___ DATA SUPPLIED ___

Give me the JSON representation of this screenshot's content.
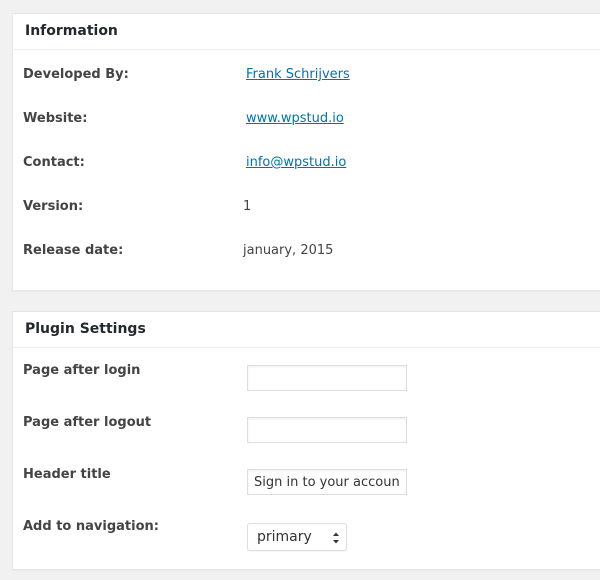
{
  "information": {
    "title": "Information",
    "rows": [
      {
        "label": "Developed By:",
        "value": "Frank Schrijvers",
        "link": true
      },
      {
        "label": "Website:",
        "value": "www.wpstud.io",
        "link": true
      },
      {
        "label": "Contact:",
        "value": "info@wpstud.io",
        "link": true
      },
      {
        "label": "Version:",
        "value": "1",
        "link": false
      },
      {
        "label": "Release date:",
        "value": "january, 2015",
        "link": false
      }
    ]
  },
  "settings": {
    "title": "Plugin Settings",
    "page_after_login": {
      "label": "Page after login",
      "value": ""
    },
    "page_after_logout": {
      "label": "Page after logout",
      "value": ""
    },
    "header_title": {
      "label": "Header title",
      "value": "Sign in to your account"
    },
    "add_to_navigation": {
      "label": "Add to navigation:",
      "selected": "primary"
    }
  },
  "colors": {
    "link": "#0073aa",
    "panel_bg": "#ffffff",
    "page_bg": "#f1f1f1"
  },
  "icons": {
    "select_arrows": "up-down-chevron-icon"
  }
}
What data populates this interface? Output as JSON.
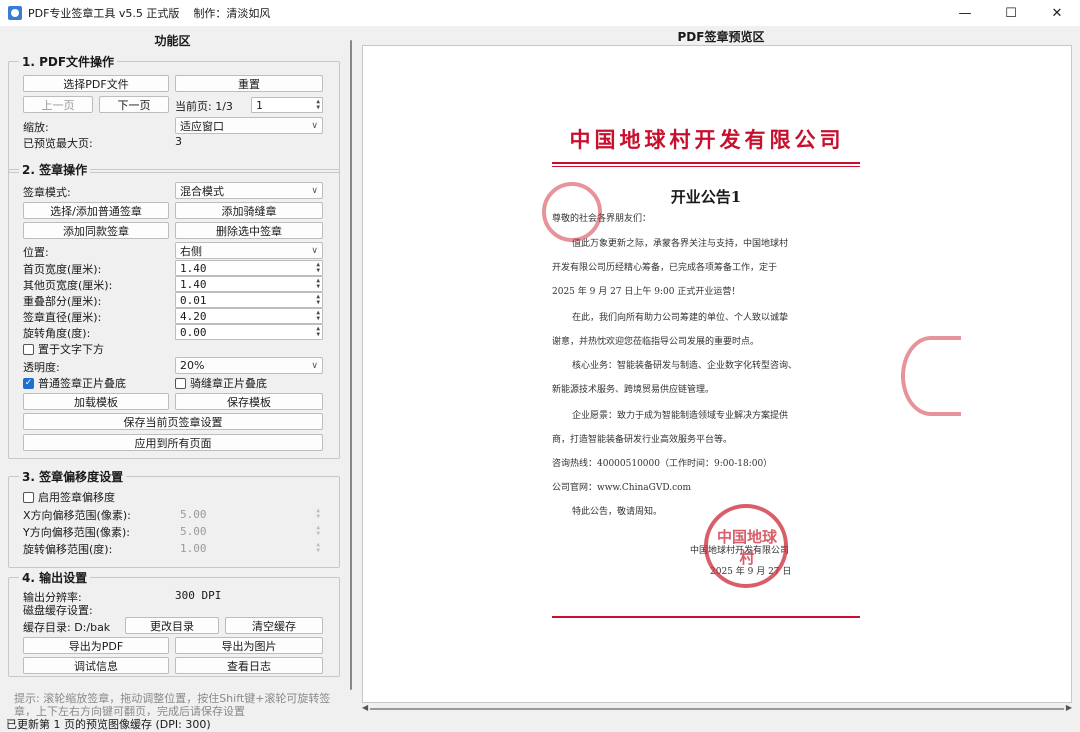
{
  "window": {
    "title": "PDF专业签章工具 v5.5 正式版",
    "author": "制作：清淡如风",
    "min_glyph": "—",
    "max_glyph": "☐",
    "close_glyph": "✕"
  },
  "left_panel": {
    "heading": "功能区",
    "pdf_ops": {
      "title": "1. PDF文件操作",
      "select_pdf": "选择PDF文件",
      "reset": "重置",
      "prev_page": "上一页",
      "next_page": "下一页",
      "current_page_label": "当前页: 1/3",
      "page_value": "1",
      "zoom_label": "缩放:",
      "zoom_value": "适应窗口",
      "max_preview_label": "已预览最大页:",
      "max_preview_value": "3"
    },
    "seal_ops": {
      "title": "2. 签章操作",
      "mode_label": "签章模式:",
      "mode_value": "混合模式",
      "select_add_seal": "选择/添加普通签章",
      "add_riding_seal": "添加骑缝章",
      "add_same_seal": "添加同款签章",
      "delete_selected": "删除选中签章",
      "position_label": "位置:",
      "position_value": "右侧",
      "first_width_label": "首页宽度(厘米):",
      "first_width_value": "1.40",
      "other_width_label": "其他页宽度(厘米):",
      "other_width_value": "1.40",
      "overlap_label": "重叠部分(厘米):",
      "overlap_value": "0.01",
      "diameter_label": "签章直径(厘米):",
      "diameter_value": "4.20",
      "rotation_label": "旋转角度(度):",
      "rotation_value": "0.00",
      "below_text": "置于文字下方",
      "opacity_label": "透明度:",
      "opacity_value": "20%",
      "normal_multiply": "普通签章正片叠底",
      "riding_multiply": "骑缝章正片叠底",
      "load_template": "加载模板",
      "save_template": "保存模板",
      "save_page_settings": "保存当前页签章设置",
      "apply_all_pages": "应用到所有页面"
    },
    "offset": {
      "title": "3. 签章偏移度设置",
      "enable": "启用签章偏移度",
      "x_label": "X方向偏移范围(像素):",
      "x_value": "5.00",
      "y_label": "Y方向偏移范围(像素):",
      "y_value": "5.00",
      "rot_label": "旋转偏移范围(度):",
      "rot_value": "1.00"
    },
    "output": {
      "title": "4. 输出设置",
      "dpi_label": "输出分辨率:",
      "dpi_value": "300 DPI",
      "cache_label": "磁盘缓存设置:",
      "cache_dir": "缓存目录: D:/bak",
      "change_dir": "更改目录",
      "clear_cache": "清空缓存",
      "export_pdf": "导出为PDF",
      "export_image": "导出为图片",
      "debug_info": "调试信息",
      "view_log": "查看日志"
    },
    "hint": "提示: 滚轮缩放签章，拖动调整位置，按住Shift键+滚轮可旋转签章，上下左右方向键可翻页，完成后请保存设置"
  },
  "status": "已更新第 1 页的预览图像缓存 (DPI: 300)",
  "preview": {
    "heading": "PDF签章预览区",
    "company": "中国地球村开发有限公司",
    "notice_title": "开业公告1",
    "greeting": "尊敬的社会各界朋友们：",
    "p1_l1": "值此万象更新之际，承蒙各界关注与支持，中国地球村",
    "p1_l2": "开发有限公司历经精心筹备，已完成各项筹备工作，定于",
    "p1_l3": "2025 年 9 月 27 日上午 9:00 正式开业运营！",
    "p2_l1": "在此，我们向所有助力公司筹建的单位、个人致以诚挚",
    "p2_l2": "谢意，并热忱欢迎您莅临指导公司发展的重要时点。",
    "p3_l1": "核心业务：智能装备研发与制造、企业数字化转型咨询、",
    "p3_l2": "新能源技术服务、跨境贸易供应链管理。",
    "p4_l1": "企业愿景：致力于成为智能制造领域专业解决方案提供",
    "p4_l2": "商，打造智能装备研发行业高效服务平台等。",
    "hotline": "咨询热线：40000510000（工作时间：9:00-18:00）",
    "website": "公司官网：www.ChinaGVD.com",
    "closing": "特此公告，敬请周知。",
    "sign_company": "中国地球村开发有限公司",
    "sign_date": "2025 年 9 月 27 日",
    "seal_text": "中国地球村"
  },
  "colors": {
    "accent": "#1f6fd0",
    "seal_red": "#c8102e"
  }
}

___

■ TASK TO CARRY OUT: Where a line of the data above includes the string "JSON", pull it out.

■ ANSWER BELOW:
Give me the JSON representation of this screenshot's content.
What data populates this interface? Output as JSON.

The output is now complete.